Route 66 was a dream for entrepreneurs and promoters as businesses sprang up along the highway like desert flowers after a rain. Not only had Route 66 become a tourist attraction in and of itself but it served as a roadway for the mass migration of Americans to California in the 1920s and 1930s. The Mother Road, as Route 66 has been affectionately called, became the lifeblood of small towns and cities along the famous run from Chicago to Los Angeles. Cafes, filling stations, and tourist cottages would eventually give way to chain restaurants and motels, and larger and more concentrated corporate-run gas stations, each catering to the tourist and traveler. New Mexico was one of the eight states to benefit from the highway of commerce.
New Mexico like other states cobbled together a series of roads and right-of-ways that would most easily accommodate the east to west direction of the route. New Mexico’s topographical and geological obstacles made for a difficult yet aesthetically stimulating road trip. Route 66’s original run through the state consisted of 506 miles of shoddy and meandering roadway in the early years, and 399 miles of straighter and more improved passage after 1937.
The history of travel corridors in New Mexico includes animal migration trails, prehistoric human travel and hunting routes, historic hunting and wagon trails and roads, railroad tracks, and finally automobile roads and highways.
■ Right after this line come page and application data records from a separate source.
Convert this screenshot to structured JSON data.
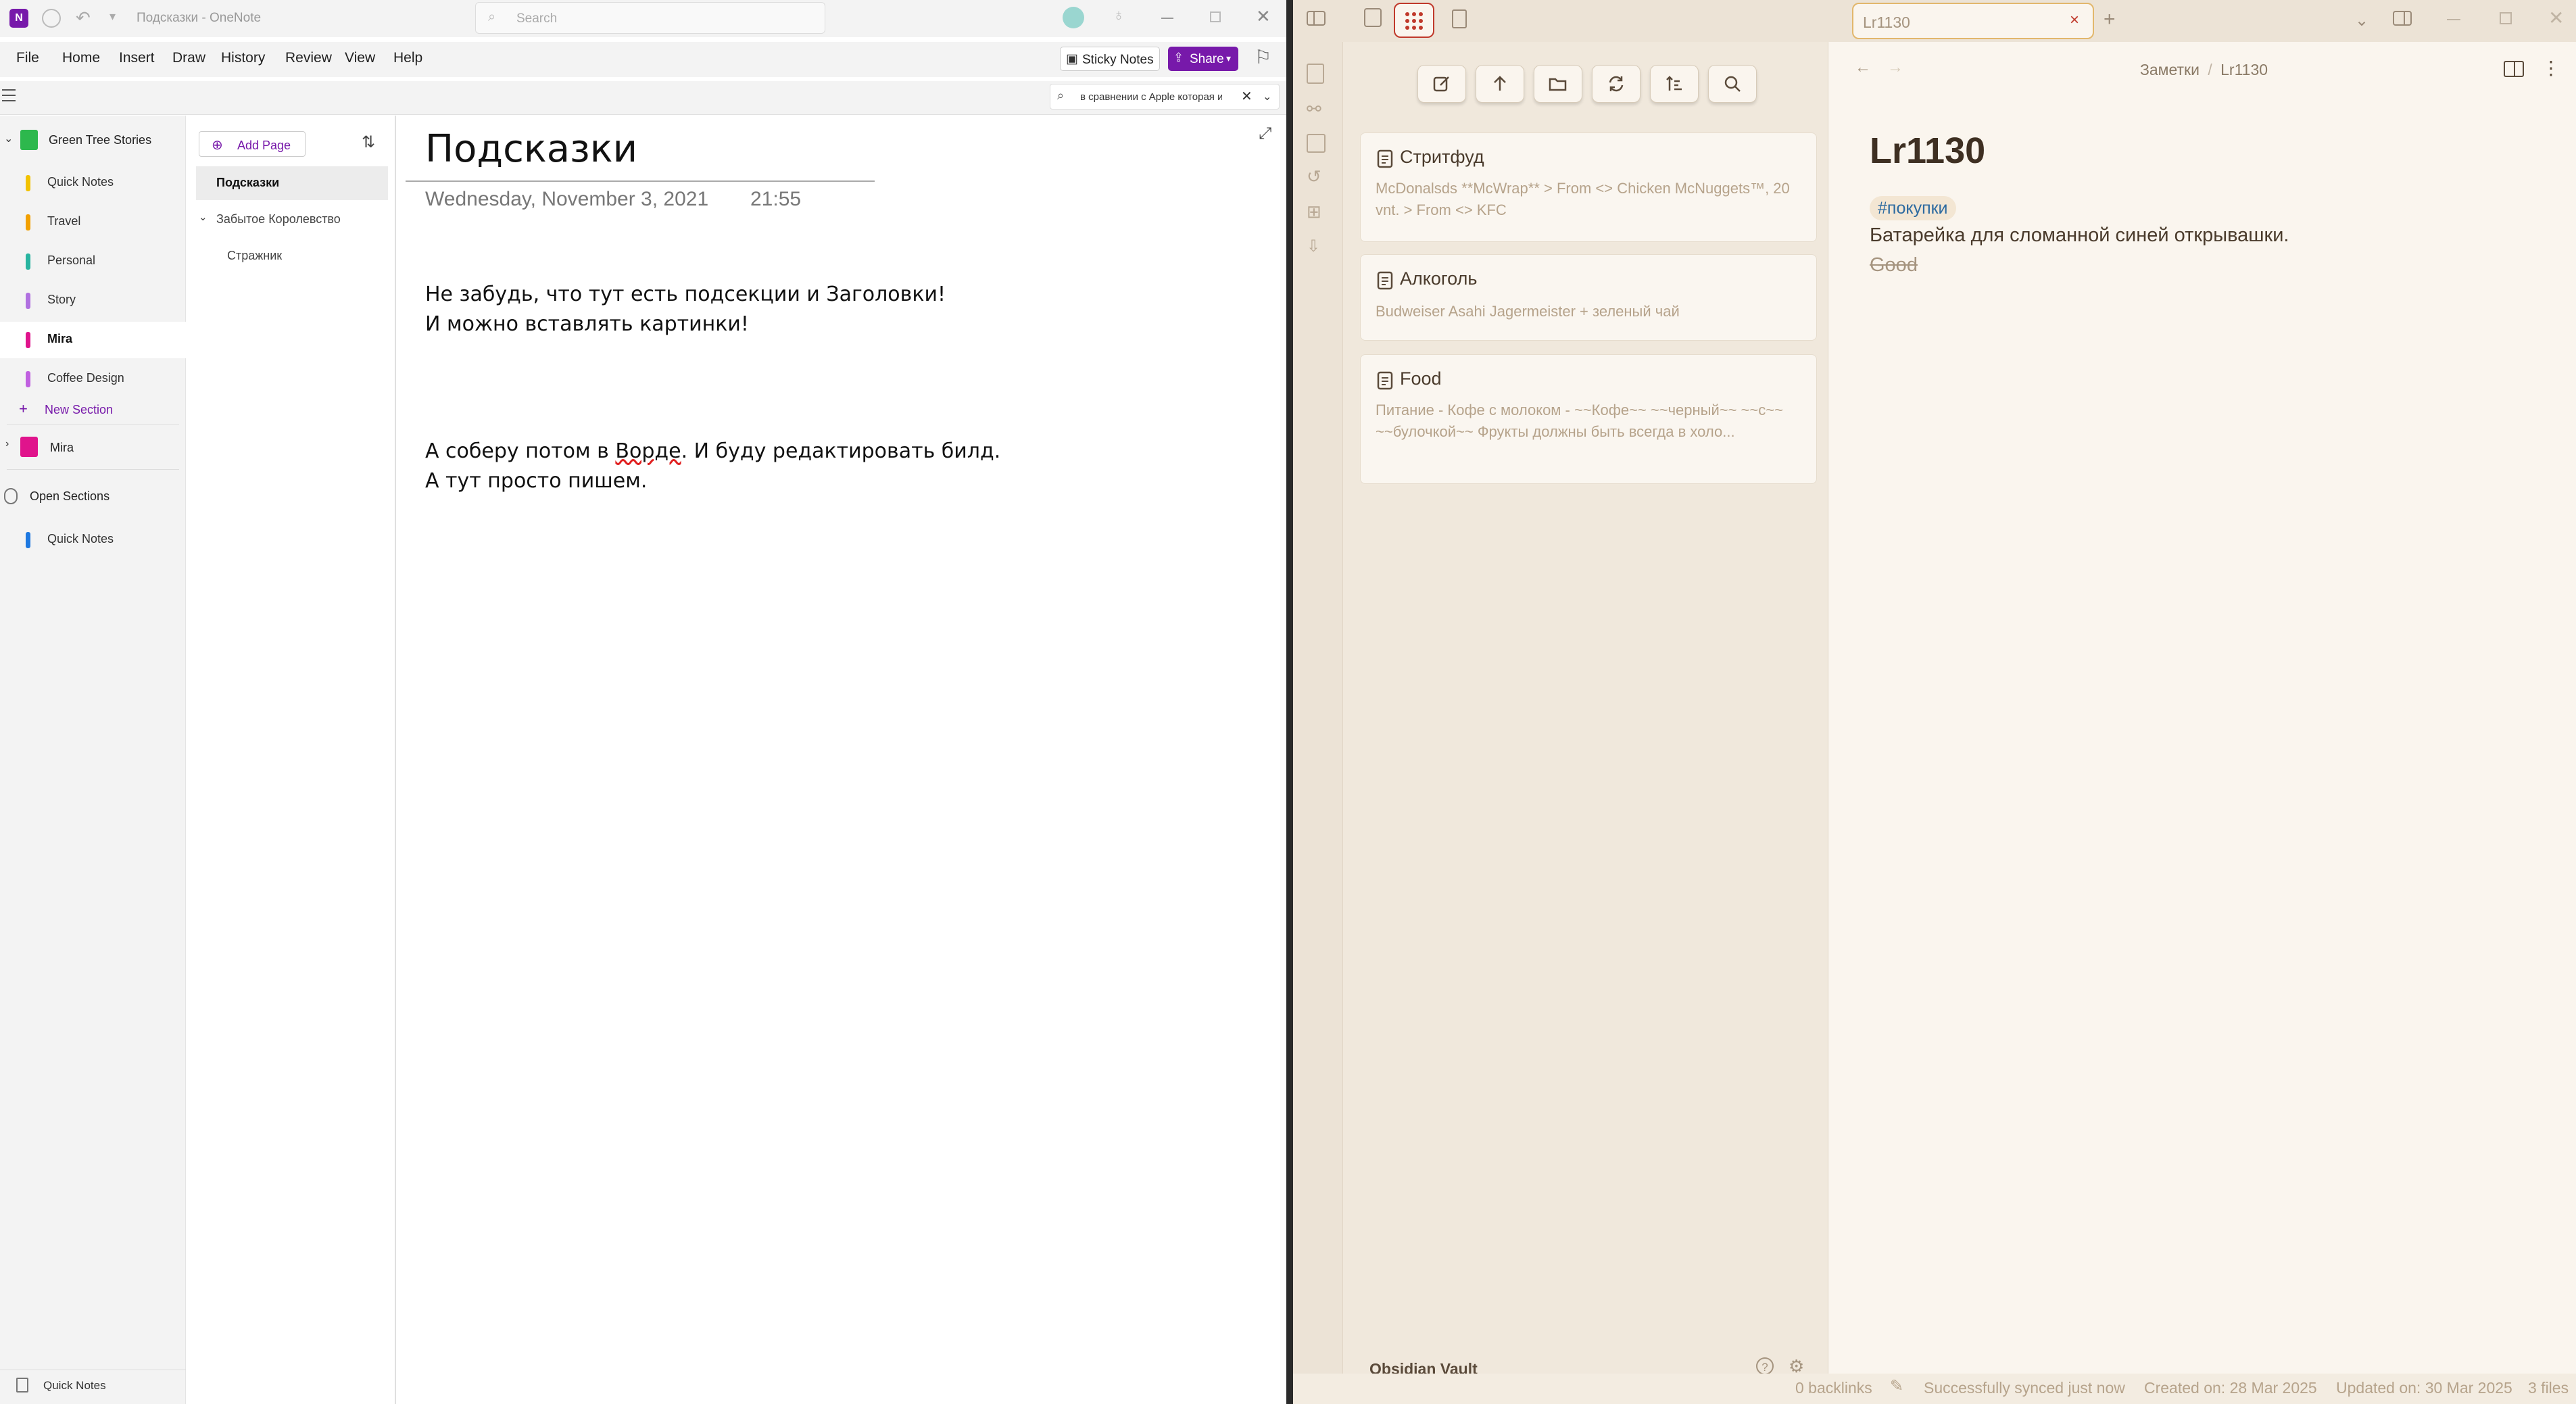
{
  "onenote": {
    "window_title": "Подсказки - OneNote",
    "search_placeholder": "Search",
    "menu": [
      "File",
      "Home",
      "Insert",
      "Draw",
      "History",
      "Review",
      "View",
      "Help"
    ],
    "sticky_notes": "Sticky Notes",
    "share": "Share",
    "find_value": "в сравнении с Apple которая им",
    "notebook_name": "Green Tree Stories",
    "sections": [
      {
        "label": "Quick Notes",
        "color": "#f2c200"
      },
      {
        "label": "Travel",
        "color": "#f2a000"
      },
      {
        "label": "Personal",
        "color": "#28b4a0"
      },
      {
        "label": "Story",
        "color": "#b070e0"
      },
      {
        "label": "Mira",
        "color": "#e0148c"
      },
      {
        "label": "Coffee Design",
        "color": "#c060e0"
      }
    ],
    "new_section": "New Section",
    "notebook2": "Mira",
    "open_sections": "Open Sections",
    "open_quick_notes": "Quick Notes",
    "footer_quick_notes": "Quick Notes",
    "add_page": "Add Page",
    "pages": [
      {
        "label": "Подсказки"
      },
      {
        "label": "Забытое Королевство"
      },
      {
        "label": "Стражник"
      }
    ],
    "page_title": "Подсказки",
    "page_date": "Wednesday, November 3, 2021",
    "page_time": "21:55",
    "body_lines": [
      "Не забудь, что тут есть подсекции и Заголовки!",
      "И можно вставлять картинки!",
      "А соберу потом в ",
      "Ворде",
      ". И буду редактировать билд.",
      "А тут просто пишем."
    ]
  },
  "obsidian": {
    "tab_title": "Lr1130",
    "breadcrumb_folder": "Заметки",
    "breadcrumb_sep": "/",
    "breadcrumb_note": "Lr1130",
    "cards": [
      {
        "title": "Стритфуд",
        "preview": "McDonalsds **McWrap** > From <> Chicken McNuggets™, 20 vnt. > From <> KFC"
      },
      {
        "title": "Алкоголь",
        "preview": "Budweiser Asahi Jagermeister + зеленый чай"
      },
      {
        "title": "Food",
        "preview": "Питание - Кофе с молоком - ~~Кофе~~ ~~черный~~ ~~с~~ ~~булочкой~~ Фрукты должны быть всегда в холо..."
      }
    ],
    "vault_name": "Obsidian Vault",
    "note_title": "Lr1130",
    "tag": "#покупки",
    "body": "Батарейка для сломанной синей открывашки.",
    "struck": "Good",
    "status": {
      "backlinks": "0 backlinks",
      "sync": "Successfully synced just now",
      "created": "Created on: 28 Mar 2025",
      "updated": "Updated on: 30 Mar 2025",
      "files": "3 files"
    },
    "accent": "#c0392b"
  }
}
Many of these routes generally followed the natural corridors, or “the paths of least resistance” through New Mexico on an east to west track along the 35th parallel.
Route 66 traveled like a carnival ride with many twists and turns, ups and downs and detours through the Land of Enchantment. Historian David Kammer has identified four distinct phases in the life of Route 66 through New Mexico including: the Pioneer Years, 1926-1932; the Depression Years, 1932-1941; the War Years, 1942-1945; and the Golden Years; 1946-1956. After 1956, the freeway system changed the relationship that travelers and tourists had with main street America: they would mostly bypass it. Sections of Route 66 were eliminated or reoriented, and once thriving whole commercial strips became blighted and forgotten.
But Route 66 has never been entirely forgotten and continues to live on in history books, song, and the memories of old timers; and has gained recent status among preservationists and others interested in the history of the road. Historians, preservationists, and loyal “save Route 66” volunteers in small towns and cities along the route continue to network and remain committed to preserving the magic of old Route 66.
Kammer, David. The Historic and Architectural Resources of Route 66 Through New Mexico. Santa Fe: New Mexico Historic Preservation Division, Office of Cultural Affairs, 1992.
Schneider, Jill. Route 66 Across New Mexico: A Wanderer’s Guide. Albuquerque: University of New Mexico Press, 1991.
Wallis, Michael. Route 66: The Mother Road. New York: St. Martin’s Press, 1990.
Gonzales, Carmen, Project director, New Mexico State University. New Mexico Route 66. http://reta.nmsu.edu/route66/road_stories/, (January, 4, 2005).
HHJM, Inc. Route 66: The Mother Road. http://www.hhjm.com/66/history.htm., (January, 4, 2005).
Northeast New Mexico Association. Route 66 Scenic Byway. http://nenewmexico.com/tours/route66.html., (January, 4, 2005).
Route 66 Association. New Mexico Route 66. http://www.rt66nm.org/, (January, 4, 2005).